→ **YOUR GOAL**
Reproduce each entry below exactly as it appears.

→ **INFORMATION SUPPLIED**
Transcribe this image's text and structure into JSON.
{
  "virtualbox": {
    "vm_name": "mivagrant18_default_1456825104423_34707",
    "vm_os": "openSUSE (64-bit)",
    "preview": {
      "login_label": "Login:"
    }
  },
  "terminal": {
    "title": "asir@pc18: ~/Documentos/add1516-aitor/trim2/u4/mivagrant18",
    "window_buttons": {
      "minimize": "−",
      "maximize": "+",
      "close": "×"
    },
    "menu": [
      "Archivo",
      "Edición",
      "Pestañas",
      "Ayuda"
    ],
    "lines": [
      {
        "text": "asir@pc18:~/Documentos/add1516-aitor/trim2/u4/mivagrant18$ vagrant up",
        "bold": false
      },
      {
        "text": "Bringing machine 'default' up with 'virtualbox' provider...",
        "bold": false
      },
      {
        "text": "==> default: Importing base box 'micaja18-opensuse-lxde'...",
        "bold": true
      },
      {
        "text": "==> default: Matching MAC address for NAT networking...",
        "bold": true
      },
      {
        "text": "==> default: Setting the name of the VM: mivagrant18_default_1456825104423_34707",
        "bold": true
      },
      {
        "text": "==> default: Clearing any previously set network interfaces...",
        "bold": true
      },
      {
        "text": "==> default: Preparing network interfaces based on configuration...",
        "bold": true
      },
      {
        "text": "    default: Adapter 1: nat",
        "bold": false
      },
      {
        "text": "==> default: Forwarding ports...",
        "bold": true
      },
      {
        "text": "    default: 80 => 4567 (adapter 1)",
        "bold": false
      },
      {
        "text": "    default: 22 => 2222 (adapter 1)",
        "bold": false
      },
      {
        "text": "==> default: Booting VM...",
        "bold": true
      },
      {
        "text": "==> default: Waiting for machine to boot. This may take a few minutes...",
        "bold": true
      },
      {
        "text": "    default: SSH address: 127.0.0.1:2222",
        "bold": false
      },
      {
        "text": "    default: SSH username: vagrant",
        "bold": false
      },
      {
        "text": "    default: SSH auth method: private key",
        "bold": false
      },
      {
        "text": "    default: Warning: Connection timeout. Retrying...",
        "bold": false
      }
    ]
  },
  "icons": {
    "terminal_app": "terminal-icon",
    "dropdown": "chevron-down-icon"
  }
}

→ **RESPONSE TO THE TASK**
Transcribe this image's text and structure into JSON.
{
  "virtualbox": {
    "vm_name": "mivagrant18_default_1456825104423_34707",
    "vm_os": "openSUSE (64-bit)",
    "preview": {
      "login_label": "Login:"
    }
  },
  "terminal": {
    "title": "asir@pc18: ~/Documentos/add1516-aitor/trim2/u4/mivagrant18",
    "window_buttons": {
      "minimize": "−",
      "maximize": "+",
      "close": "×"
    },
    "menu": [
      "Archivo",
      "Edición",
      "Pestañas",
      "Ayuda"
    ],
    "lines": [
      {
        "text": "asir@pc18:~/Documentos/add1516-aitor/trim2/u4/mivagrant18$ vagrant up",
        "bold": false
      },
      {
        "text": "Bringing machine 'default' up with 'virtualbox' provider...",
        "bold": false
      },
      {
        "text": "==> default: Importing base box 'micaja18-opensuse-lxde'...",
        "bold": true
      },
      {
        "text": "==> default: Matching MAC address for NAT networking...",
        "bold": true
      },
      {
        "text": "==> default: Setting the name of the VM: mivagrant18_default_1456825104423_34707",
        "bold": true
      },
      {
        "text": "==> default: Clearing any previously set network interfaces...",
        "bold": true
      },
      {
        "text": "==> default: Preparing network interfaces based on configuration...",
        "bold": true
      },
      {
        "text": "    default: Adapter 1: nat",
        "bold": false
      },
      {
        "text": "==> default: Forwarding ports...",
        "bold": true
      },
      {
        "text": "    default: 80 => 4567 (adapter 1)",
        "bold": false
      },
      {
        "text": "    default: 22 => 2222 (adapter 1)",
        "bold": false
      },
      {
        "text": "==> default: Booting VM...",
        "bold": true
      },
      {
        "text": "==> default: Waiting for machine to boot. This may take a few minutes...",
        "bold": true
      },
      {
        "text": "    default: SSH address: 127.0.0.1:2222",
        "bold": false
      },
      {
        "text": "    default: SSH username: vagrant",
        "bold": false
      },
      {
        "text": "    default: SSH auth method: private key",
        "bold": false
      },
      {
        "text": "    default: Warning: Connection timeout. Retrying...",
        "bold": false
      }
    ]
  },
  "icons": {
    "terminal_app": "terminal-icon",
    "dropdown": "chevron-down-icon"
  }
}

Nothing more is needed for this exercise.